*DATA SHOWN:*
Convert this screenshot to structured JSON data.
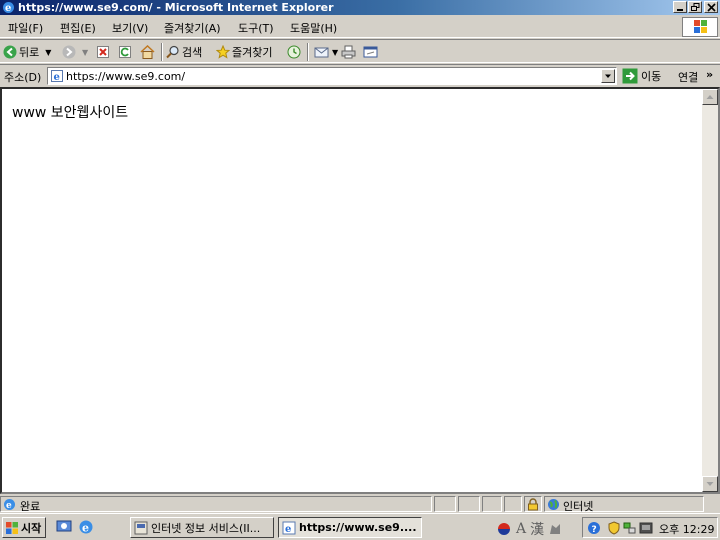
{
  "window": {
    "title": "https://www.se9.com/ - Microsoft Internet Explorer"
  },
  "menu": {
    "items": [
      "파일(F)",
      "편집(E)",
      "보기(V)",
      "즐겨찾기(A)",
      "도구(T)",
      "도움말(H)"
    ]
  },
  "toolbar": {
    "back_label": "뒤로",
    "search_label": "검색",
    "favorites_label": "즐겨찾기"
  },
  "address": {
    "label": "주소(D)",
    "url": "https://www.se9.com/",
    "go_label": "이동",
    "links_label": "연결"
  },
  "page": {
    "text": "www 보안웹사이트"
  },
  "status": {
    "text": "완료",
    "zone": "인터넷"
  },
  "taskbar": {
    "start_label": "시작",
    "tasks": [
      "인터넷 정보 서비스(II...",
      "https://www.se9...."
    ],
    "clock": "오후 12:29"
  },
  "colors": {
    "title_start": "#0a246a",
    "title_end": "#a6caf0",
    "chrome": "#d4d0c8"
  }
}
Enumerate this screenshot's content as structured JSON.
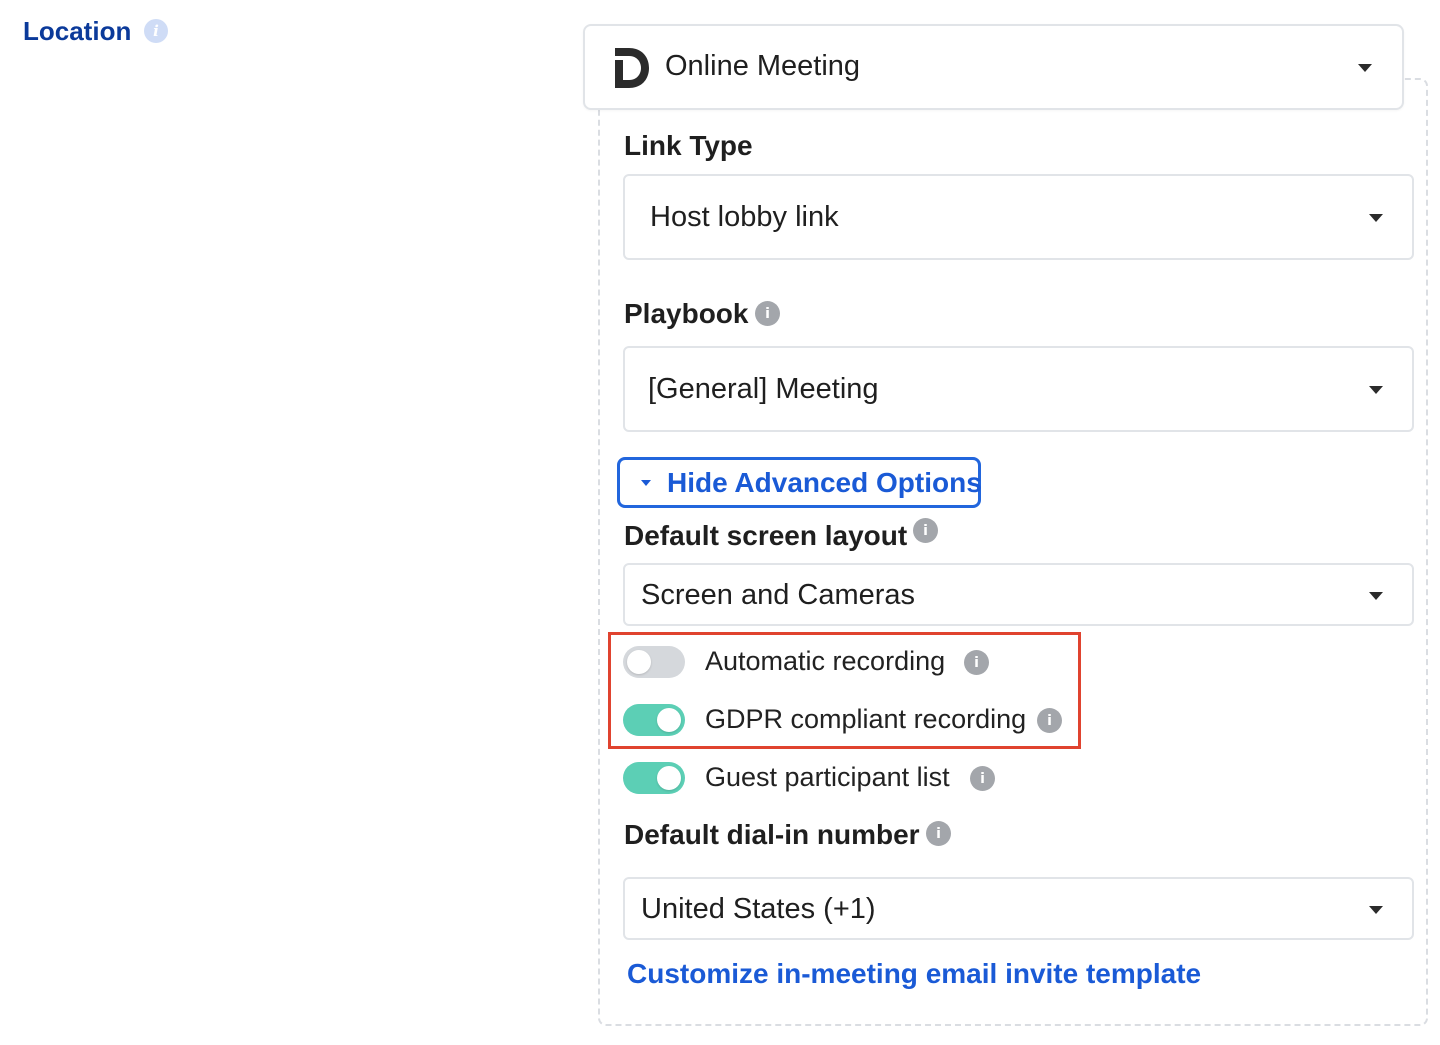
{
  "location": {
    "label": "Location",
    "info_icon": "info-icon",
    "selected": "Online Meeting",
    "provider_logo": "dialpad-logo"
  },
  "link_type": {
    "label": "Link Type",
    "value": "Host lobby link"
  },
  "playbook": {
    "label": "Playbook",
    "value": "[General] Meeting"
  },
  "advanced_toggle": {
    "label": "Hide Advanced Options"
  },
  "screen_layout": {
    "label": "Default screen layout",
    "value": "Screen and Cameras"
  },
  "toggles": [
    {
      "label": "Automatic recording",
      "on": false
    },
    {
      "label": "GDPR compliant recording",
      "on": true
    },
    {
      "label": "Guest participant list",
      "on": true
    }
  ],
  "dial_in": {
    "label": "Default dial-in number",
    "value": "United States (+1)"
  },
  "customize_link": "Customize in-meeting email invite template",
  "colors": {
    "accent": "#1a5ad6",
    "toggle_on": "#5ccfb5",
    "toggle_off": "#d5d8dc",
    "highlight": "#e0432f",
    "location_label": "#0b3a9a"
  }
}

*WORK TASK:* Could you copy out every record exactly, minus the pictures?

*PROBLEM SOLUTION:*
Convert this screenshot to structured JSON data.
{
  "window": {
    "title": "https://www.se9.com/ - Microsoft Internet Explorer"
  },
  "menu": {
    "items": [
      "파일(F)",
      "편집(E)",
      "보기(V)",
      "즐겨찾기(A)",
      "도구(T)",
      "도움말(H)"
    ]
  },
  "toolbar": {
    "back_label": "뒤로",
    "search_label": "검색",
    "favorites_label": "즐겨찾기"
  },
  "address": {
    "label": "주소(D)",
    "url": "https://www.se9.com/",
    "go_label": "이동",
    "links_label": "연결"
  },
  "page": {
    "text": "www 보안웹사이트"
  },
  "status": {
    "text": "완료",
    "zone": "인터넷"
  },
  "taskbar": {
    "start_label": "시작",
    "tasks": [
      "인터넷 정보 서비스(II...",
      "https://www.se9...."
    ],
    "clock": "오후 12:29"
  },
  "colors": {
    "title_start": "#0a246a",
    "title_end": "#a6caf0",
    "chrome": "#d4d0c8"
  }
}
Enumerate this screenshot's content as structured JSON.
{
  "location": {
    "label": "Location",
    "info_icon": "info-icon",
    "selected": "Online Meeting",
    "provider_logo": "dialpad-logo"
  },
  "link_type": {
    "label": "Link Type",
    "value": "Host lobby link"
  },
  "playbook": {
    "label": "Playbook",
    "value": "[General] Meeting"
  },
  "advanced_toggle": {
    "label": "Hide Advanced Options"
  },
  "screen_layout": {
    "label": "Default screen layout",
    "value": "Screen and Cameras"
  },
  "toggles": [
    {
      "label": "Automatic recording",
      "on": false
    },
    {
      "label": "GDPR compliant recording",
      "on": true
    },
    {
      "label": "Guest participant list",
      "on": true
    }
  ],
  "dial_in": {
    "label": "Default dial-in number",
    "value": "United States (+1)"
  },
  "customize_link": "Customize in-meeting email invite template",
  "colors": {
    "accent": "#1a5ad6",
    "toggle_on": "#5ccfb5",
    "toggle_off": "#d5d8dc",
    "highlight": "#e0432f",
    "location_label": "#0b3a9a"
  }
}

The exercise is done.